Pakistan keeps producing some of most gifted pacemen in the world, yet few are guided properly to success, writes Osman Samiuddin.
Too many accidents in Pakistan cricket’s fast lane
Pakistan, vast, populous country that it is, has no trouble finding fast bowlers. There is a system in place, built on equal parts serendipity and organisation, that keeps discovering talent.
It is actually a wonderfully informal network, working mostly outside the influence of the cricket board, built on a strong grapevine running through small clubs, private academies and street tape-ball cricket. It is honed specifically to pick up any little glint out there from under the muck. In fact, word has it that there is a dynamite kid in the same academy in Rawalpindi that produced Mohammad Amir.
Be it an ex-cricketer, an ex-pacer, a local coach or an academy owner, once a diamond has been found, no force on earth will stop him from at least being considered by Pakistan. This is not a production line. It is a democracy.
Pakistan has no real problem in breaking them into the national set-up, either. Once arrived, their talent finds immediate release – note how many make an impression straightaway. Invariably, they come across an Akram, a Waqar or an Aaqib, fast-bowling whisperers, who sprinkle smarts onto them. A future is assured.
Except it never is, or at least not over the past decade.
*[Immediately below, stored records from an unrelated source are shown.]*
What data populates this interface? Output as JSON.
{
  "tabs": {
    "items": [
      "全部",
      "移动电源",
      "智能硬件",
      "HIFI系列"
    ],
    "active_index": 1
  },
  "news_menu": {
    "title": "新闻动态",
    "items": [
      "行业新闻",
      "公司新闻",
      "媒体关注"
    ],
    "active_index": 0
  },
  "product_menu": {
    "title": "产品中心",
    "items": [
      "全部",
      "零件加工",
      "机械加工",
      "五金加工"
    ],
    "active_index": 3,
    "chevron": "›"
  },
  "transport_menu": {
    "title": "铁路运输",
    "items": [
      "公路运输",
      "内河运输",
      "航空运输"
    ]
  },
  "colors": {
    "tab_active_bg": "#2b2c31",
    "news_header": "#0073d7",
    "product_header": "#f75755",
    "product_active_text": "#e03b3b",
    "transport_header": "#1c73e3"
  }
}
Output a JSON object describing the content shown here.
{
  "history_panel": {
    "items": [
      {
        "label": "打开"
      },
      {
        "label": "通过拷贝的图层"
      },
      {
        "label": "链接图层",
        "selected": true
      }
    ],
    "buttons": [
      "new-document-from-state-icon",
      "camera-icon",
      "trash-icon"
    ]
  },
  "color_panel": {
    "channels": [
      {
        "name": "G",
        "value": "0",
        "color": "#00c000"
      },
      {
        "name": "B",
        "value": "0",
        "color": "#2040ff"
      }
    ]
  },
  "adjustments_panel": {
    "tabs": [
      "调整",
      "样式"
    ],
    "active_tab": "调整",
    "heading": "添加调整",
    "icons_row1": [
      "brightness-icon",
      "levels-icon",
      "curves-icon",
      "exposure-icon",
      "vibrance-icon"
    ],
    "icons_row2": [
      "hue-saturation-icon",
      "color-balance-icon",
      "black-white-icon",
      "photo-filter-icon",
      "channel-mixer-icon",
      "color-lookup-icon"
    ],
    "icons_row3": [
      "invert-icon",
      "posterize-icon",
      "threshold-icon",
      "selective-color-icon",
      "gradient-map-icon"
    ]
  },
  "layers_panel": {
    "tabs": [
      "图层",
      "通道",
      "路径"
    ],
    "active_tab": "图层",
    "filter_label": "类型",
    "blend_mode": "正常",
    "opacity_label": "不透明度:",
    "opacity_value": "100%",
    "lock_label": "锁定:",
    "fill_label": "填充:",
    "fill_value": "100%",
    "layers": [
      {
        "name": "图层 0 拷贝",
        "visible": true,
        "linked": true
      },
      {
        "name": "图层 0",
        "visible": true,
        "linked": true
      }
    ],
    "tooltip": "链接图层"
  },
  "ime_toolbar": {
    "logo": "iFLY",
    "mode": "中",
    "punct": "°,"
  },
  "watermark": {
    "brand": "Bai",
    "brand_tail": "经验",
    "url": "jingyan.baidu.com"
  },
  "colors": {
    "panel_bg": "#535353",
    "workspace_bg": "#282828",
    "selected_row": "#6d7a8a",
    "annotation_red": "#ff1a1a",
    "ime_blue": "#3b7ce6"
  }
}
As much as their batting, the administrative blow-outs, the leadership rigmaroles and many controversies, it is the waste of their pace resources that has defined Pakistan’s decade.
Take the series against Sri Lanka, which begins on Wednesday night in Dubai with the first Twenty20. Pakistan will be without Mohammad Irfan, probably for the entire series, at a time when he has just begun to knit a number of unique and frighteningly effective attributes into one: a combination of height and the high pace, the left-arm angle, the swerve, the recognition of the virtues of a fuller length.
He is not here because he was not fit to play the last T20 against South Africa in Dubai, but was compelled to do so because Pakistan felt they had no other choice. At the end of a long series for him, he pulled up injured. How he comes back, when he does, whether he does, nobody really knows.
If the specifics of each case are different, the broad pattern of mismanagement on or off the field is familiar. A bowler is found, bowler arrives, bowler buoyant, bowler lost. Take a glance through the roster of the fast bowlers who have played for Pakistan since the beginning of 2003, a list of 32 players that excludes the two W’s, Wasim Akram and Waqar Younis, who were almost finished by then.
Of those, only Umar Gul has appeared in half the number of international matches that Pakistan has played in entirety and he barely achieves that percentage (215 of a possible 426 games). The rest, young, middle-aged and old, are not even close.
Pakistan do not play as many Tests as others, so to imagine any of their pacers having played anything near the match totals of the Australia, South Africa or England players is misplaced. But if the good news is that their most regularly used Test fast bowler this decade – Gul again – has played just over half of all Tests (47 of a possible 86) that tells you how bad the bad news really is.
Forget that Dale Steyn or James Anderson, Stuart Broad (Test debut 2007) and Peter Siddle (Test debut 2008) have both played more than Gul. That is a career not even half-formed, stretched thin over a decade.
The really bad news is that they have never managed to play their best pacemen together for long enough, or at all. The careers of Shoaib Akhtar, Mohammad Asif, Mohammad Amir and Gul overlapped, yet they never once played together. If one was injured, another was banned for doping, if another retired, one was jailed for corruption.
Imagine the damage, imagine the joy of that quartet.
That is one among myriad permutations, ignoring the benefits lesser-acclaimed men such as Rana Naved-ul-Hasan, Rao Iftikhar, Shabbir Ahmed, Shahid Nazir and others could have brought had they been around long enough or bowled with the bigger stars more regularly.
There are many reasons the potent talent pipeline has sometimes clogged, but some are more striking than others. Unlike Akram and Waqar, none of these bowlers had the benefit of a mentor like Imran Khan, who not only dished out bowling tips, but turned them into men.
He controlled every aspect of their lives, including their training, diet and social lives. He was an entire education, his own experiences priming his pupils for longevity.
What he did not provide, county cricket did, helping them work out not just their bowling, but their bodies, too.
The best and worst thing is, Pakistan might not miss Irfan. Few would bat an eye if Usman Shinwari or Bilawal Bhatti won them a game.
What would be surprising, though – and pleasantly so – is if they were still doing it, 10 years and 80 Tests later.